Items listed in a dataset
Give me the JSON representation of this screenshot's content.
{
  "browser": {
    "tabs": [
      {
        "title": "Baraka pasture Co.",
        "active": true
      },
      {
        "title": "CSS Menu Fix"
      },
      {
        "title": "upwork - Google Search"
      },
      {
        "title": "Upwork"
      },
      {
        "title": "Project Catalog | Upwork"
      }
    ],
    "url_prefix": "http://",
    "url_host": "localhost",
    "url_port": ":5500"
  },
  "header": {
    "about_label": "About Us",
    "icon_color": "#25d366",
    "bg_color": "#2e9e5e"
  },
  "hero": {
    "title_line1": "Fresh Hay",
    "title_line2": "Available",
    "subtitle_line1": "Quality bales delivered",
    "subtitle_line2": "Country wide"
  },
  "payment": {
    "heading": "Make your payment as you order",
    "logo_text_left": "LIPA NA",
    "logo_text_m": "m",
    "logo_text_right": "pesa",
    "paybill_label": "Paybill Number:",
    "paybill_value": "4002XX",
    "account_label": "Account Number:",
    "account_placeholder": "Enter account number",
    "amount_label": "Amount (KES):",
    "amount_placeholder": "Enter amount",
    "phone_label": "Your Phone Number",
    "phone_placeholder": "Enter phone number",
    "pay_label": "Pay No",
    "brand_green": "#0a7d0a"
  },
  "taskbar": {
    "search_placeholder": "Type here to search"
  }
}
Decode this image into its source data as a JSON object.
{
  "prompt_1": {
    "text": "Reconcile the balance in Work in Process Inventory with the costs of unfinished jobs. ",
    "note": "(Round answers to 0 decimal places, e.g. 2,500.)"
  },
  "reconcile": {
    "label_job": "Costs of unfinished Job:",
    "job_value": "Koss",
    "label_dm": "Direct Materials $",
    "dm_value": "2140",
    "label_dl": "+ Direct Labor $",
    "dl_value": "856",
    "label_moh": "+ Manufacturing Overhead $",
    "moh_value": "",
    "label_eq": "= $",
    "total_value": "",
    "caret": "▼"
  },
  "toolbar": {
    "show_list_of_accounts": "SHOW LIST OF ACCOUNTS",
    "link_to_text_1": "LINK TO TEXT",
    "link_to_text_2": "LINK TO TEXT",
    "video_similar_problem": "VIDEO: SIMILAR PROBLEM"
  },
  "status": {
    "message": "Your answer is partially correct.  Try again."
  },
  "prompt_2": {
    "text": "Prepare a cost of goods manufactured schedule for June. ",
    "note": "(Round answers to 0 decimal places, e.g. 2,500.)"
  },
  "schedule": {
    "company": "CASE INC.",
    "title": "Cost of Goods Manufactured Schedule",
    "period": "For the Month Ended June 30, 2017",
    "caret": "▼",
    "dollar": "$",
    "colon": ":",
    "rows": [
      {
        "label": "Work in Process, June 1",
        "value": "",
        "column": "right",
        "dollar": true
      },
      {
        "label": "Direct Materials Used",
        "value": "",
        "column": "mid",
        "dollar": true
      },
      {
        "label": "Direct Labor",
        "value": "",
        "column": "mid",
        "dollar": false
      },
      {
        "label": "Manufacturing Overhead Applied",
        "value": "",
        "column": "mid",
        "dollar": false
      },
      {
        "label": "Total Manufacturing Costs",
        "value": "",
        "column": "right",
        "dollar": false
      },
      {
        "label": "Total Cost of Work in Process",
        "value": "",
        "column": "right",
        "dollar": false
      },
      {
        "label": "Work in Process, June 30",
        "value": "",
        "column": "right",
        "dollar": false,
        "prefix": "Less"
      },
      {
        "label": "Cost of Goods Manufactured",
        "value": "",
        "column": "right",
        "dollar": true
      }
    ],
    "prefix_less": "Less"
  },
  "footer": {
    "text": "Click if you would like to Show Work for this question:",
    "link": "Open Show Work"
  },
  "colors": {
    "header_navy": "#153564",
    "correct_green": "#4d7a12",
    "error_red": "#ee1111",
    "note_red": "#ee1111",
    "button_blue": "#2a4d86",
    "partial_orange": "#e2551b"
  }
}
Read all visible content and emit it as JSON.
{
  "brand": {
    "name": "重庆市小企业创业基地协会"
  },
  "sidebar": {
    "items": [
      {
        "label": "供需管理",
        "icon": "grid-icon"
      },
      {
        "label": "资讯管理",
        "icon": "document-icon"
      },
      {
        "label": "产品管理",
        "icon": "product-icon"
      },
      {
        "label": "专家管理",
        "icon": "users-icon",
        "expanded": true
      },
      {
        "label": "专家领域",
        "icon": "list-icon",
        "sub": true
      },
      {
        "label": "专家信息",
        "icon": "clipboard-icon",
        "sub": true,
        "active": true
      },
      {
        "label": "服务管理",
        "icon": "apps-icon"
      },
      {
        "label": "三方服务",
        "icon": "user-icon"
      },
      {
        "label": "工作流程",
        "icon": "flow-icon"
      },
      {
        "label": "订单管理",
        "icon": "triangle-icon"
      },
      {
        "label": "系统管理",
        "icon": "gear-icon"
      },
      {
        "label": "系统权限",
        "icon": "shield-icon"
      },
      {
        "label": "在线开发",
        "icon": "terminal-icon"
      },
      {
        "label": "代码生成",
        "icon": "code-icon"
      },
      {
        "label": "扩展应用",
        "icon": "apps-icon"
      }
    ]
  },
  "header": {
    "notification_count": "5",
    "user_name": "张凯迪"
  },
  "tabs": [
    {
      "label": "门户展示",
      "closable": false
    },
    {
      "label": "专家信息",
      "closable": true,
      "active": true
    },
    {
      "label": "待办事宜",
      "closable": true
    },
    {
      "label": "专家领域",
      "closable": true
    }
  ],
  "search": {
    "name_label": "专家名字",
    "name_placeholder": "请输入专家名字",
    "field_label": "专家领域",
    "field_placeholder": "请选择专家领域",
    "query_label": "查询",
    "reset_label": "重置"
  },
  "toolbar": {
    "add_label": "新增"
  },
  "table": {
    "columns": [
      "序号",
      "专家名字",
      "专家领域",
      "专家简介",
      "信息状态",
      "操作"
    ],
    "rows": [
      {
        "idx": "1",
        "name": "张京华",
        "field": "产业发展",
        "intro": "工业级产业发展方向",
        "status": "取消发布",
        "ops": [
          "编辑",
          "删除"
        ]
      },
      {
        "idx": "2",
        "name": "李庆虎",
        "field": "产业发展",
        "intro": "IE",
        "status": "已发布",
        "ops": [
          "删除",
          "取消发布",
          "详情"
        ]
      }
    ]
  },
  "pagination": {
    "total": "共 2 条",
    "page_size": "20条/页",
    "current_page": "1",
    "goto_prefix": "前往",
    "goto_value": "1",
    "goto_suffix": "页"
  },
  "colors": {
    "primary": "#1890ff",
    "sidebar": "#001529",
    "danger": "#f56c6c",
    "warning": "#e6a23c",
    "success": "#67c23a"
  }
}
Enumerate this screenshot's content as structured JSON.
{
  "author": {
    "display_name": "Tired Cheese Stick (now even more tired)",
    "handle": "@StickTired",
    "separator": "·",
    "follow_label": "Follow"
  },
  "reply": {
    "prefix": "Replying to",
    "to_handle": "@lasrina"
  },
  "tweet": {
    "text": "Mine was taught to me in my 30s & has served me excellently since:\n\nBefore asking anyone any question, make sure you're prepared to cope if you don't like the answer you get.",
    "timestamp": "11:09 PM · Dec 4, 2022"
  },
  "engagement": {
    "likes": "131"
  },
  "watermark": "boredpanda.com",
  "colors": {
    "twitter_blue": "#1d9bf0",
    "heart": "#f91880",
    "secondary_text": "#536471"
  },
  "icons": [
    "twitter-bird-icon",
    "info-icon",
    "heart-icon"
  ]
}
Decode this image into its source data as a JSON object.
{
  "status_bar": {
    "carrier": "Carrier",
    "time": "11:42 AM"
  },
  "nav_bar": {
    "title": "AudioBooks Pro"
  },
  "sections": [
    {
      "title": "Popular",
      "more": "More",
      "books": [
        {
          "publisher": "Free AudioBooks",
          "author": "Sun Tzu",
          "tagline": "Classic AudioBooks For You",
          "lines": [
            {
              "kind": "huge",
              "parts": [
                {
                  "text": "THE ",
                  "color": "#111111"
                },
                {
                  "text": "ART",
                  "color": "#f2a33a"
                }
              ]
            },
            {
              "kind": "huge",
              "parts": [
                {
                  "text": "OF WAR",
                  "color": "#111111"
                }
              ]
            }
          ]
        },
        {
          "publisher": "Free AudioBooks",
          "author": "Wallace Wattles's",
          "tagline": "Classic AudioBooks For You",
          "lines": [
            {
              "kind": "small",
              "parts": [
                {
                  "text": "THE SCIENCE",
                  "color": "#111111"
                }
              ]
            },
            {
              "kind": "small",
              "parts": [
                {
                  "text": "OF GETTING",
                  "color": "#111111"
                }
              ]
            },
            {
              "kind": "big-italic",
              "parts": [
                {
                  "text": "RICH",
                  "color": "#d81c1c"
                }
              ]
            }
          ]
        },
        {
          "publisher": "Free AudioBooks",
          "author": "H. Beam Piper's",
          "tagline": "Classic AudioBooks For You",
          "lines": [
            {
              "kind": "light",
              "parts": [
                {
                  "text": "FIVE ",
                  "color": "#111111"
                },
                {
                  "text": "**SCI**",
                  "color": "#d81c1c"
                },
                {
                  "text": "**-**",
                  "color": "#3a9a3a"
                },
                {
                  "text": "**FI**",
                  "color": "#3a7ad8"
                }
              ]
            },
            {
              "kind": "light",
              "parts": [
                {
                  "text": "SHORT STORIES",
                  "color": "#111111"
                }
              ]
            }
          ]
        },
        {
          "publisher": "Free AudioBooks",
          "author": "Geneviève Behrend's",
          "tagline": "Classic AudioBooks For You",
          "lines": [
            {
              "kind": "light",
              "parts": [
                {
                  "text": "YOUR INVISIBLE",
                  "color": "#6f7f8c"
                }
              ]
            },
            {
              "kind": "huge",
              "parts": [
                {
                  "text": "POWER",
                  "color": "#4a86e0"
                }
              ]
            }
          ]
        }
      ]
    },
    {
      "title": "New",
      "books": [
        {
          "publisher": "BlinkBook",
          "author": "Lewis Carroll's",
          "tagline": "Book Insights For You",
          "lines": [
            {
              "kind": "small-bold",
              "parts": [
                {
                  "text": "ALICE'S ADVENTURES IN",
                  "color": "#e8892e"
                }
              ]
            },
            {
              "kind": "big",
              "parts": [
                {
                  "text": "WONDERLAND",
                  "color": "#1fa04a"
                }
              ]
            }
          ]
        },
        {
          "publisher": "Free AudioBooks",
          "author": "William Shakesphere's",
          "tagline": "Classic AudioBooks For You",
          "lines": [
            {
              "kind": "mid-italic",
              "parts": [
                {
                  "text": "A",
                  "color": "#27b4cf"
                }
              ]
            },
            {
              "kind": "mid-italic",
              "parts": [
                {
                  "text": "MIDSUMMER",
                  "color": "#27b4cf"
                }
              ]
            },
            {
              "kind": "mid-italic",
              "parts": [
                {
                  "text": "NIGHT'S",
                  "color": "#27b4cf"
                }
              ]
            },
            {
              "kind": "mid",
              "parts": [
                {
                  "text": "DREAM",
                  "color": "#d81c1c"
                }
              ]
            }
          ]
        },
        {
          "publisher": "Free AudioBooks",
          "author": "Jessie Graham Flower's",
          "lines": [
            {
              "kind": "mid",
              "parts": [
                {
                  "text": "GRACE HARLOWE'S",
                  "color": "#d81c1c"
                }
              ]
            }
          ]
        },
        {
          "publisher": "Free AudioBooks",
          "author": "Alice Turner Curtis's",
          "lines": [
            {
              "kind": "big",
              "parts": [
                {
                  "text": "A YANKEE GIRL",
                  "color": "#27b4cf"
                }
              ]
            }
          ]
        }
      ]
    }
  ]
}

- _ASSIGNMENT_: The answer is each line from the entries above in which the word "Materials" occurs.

- _ANSWER TO THE EXERCISE_:
    "label_dm": "Direct Materials $",
        "label": "Direct Materials Used",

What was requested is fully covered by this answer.